The narrative is split to encompass the perspective of the young outsider, Dodie Wyatt and the wealthy diplomat’s wife Ella Stanford; the effect of this is to draw the island together. The narrative is constantly bringing more people into the fold of the plot which adds to the intensity of the story as well as the island sense of community, particularly a community of friendship between women. Throughout the novel there are constant little asides pointing to the way that women are helping each other out behind the scenes of the male dominated politics, with the women making the real difference to the island.

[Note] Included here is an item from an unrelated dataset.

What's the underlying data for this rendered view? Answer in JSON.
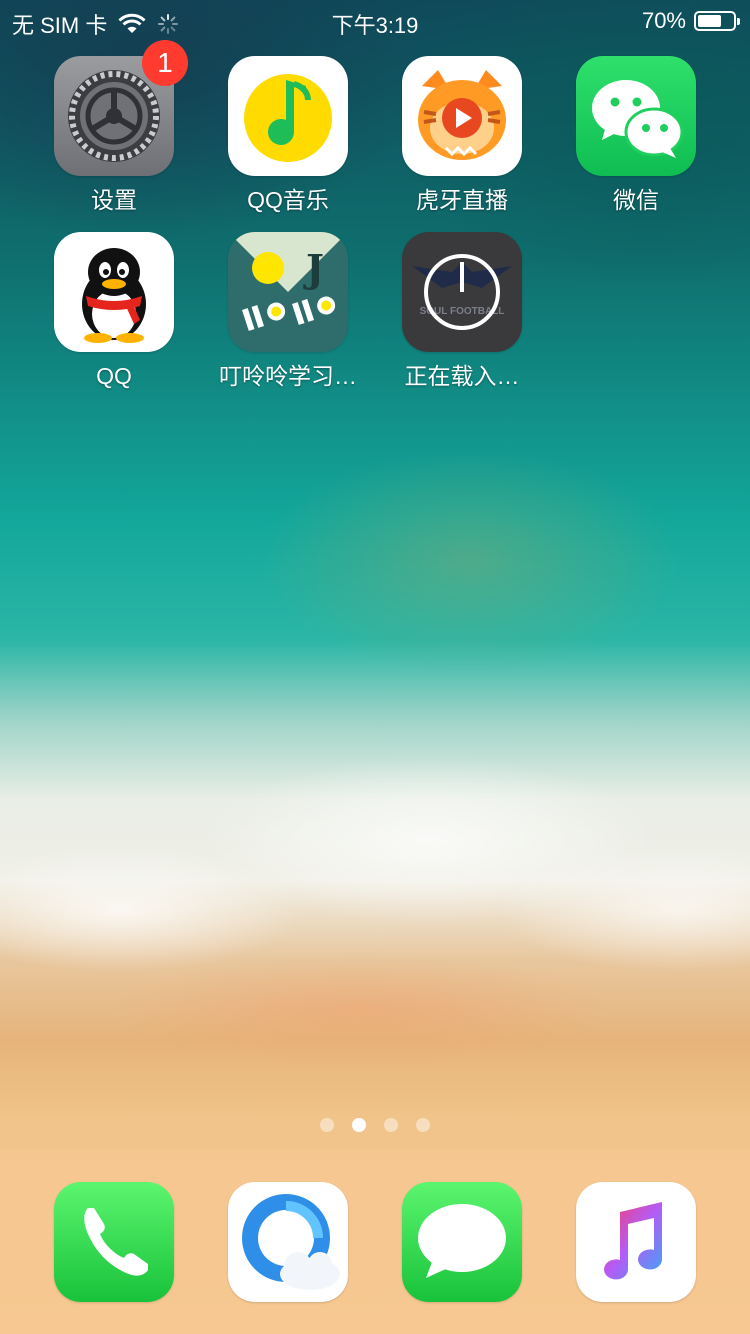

What I particularly enjoyed about the novel was the inspiration behind it. In the afterword Kate Furnivall explains how she came across the unsolved mystery of ‘Who Killed Sir Harry Oakes?’ One of the richest men in the world who was brutally murdered in Nassau in the Bahamas, she researched it by reading the non-fiction book Who Killed Sir Harry Oakes?, by James Leasor and whatever titbits from newspapers she could gather together. What is interesting is the way that Kate Furnivall integrated the lives of women into this mystery, writing them into the pages of Bahamas history. It sometimes feels as if the feminist agenda is being pushed on the readers a tiny bit too much, as if a woman is perpetually hanging over the narrative, gazing mistily into the distance ruing the day she was born a woman. Having said that, female passion is depicted very well in the novel; the text is very clear in keeping child-bearing away from the sex, thus revelling in female passion for the pure sake of passion; saying that women deserve and desire passion in their lives. The novel may be historical fiction set in the Bahamas, but Furnivall’s resounding message is that women matter, a lesson that still needs taking to heart today.